[Opening DATASET CONTENT section]
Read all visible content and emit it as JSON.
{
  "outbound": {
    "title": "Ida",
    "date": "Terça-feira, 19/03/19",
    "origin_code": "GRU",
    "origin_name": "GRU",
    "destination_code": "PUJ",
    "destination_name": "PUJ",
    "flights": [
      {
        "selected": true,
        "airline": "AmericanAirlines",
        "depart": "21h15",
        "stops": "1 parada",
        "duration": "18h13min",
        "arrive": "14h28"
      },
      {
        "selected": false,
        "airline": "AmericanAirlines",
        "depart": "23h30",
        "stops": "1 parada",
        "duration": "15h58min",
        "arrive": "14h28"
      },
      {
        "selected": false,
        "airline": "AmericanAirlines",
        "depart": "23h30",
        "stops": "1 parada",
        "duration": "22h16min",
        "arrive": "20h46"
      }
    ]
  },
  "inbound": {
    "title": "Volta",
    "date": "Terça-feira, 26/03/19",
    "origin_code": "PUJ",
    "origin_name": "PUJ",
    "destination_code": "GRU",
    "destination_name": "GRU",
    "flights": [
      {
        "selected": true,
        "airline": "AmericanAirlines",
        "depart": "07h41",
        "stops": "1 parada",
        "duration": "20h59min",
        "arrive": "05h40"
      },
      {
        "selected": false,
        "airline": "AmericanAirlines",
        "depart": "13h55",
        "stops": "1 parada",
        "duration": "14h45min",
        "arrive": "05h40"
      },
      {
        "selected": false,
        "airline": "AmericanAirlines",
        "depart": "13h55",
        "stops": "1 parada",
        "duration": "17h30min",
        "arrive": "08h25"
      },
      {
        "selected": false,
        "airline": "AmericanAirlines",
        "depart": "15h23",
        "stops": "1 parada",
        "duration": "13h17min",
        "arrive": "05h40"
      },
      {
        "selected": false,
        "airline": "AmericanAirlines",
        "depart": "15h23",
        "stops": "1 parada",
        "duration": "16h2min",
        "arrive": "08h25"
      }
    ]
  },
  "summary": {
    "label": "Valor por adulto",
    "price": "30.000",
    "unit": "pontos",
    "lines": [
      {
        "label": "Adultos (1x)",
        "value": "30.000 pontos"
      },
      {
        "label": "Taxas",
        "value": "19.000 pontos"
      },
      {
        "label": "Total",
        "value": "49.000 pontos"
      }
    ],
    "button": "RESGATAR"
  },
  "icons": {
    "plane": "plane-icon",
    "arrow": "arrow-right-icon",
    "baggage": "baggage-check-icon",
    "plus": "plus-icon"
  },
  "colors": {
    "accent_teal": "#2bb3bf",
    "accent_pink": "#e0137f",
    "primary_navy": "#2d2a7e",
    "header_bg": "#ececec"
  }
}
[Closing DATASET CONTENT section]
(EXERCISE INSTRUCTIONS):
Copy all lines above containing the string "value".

(SOLUTION TO THIS TASK):
        "value": "30.000 pontos"
        "value": "19.000 pontos"
        "value": "49.000 pontos"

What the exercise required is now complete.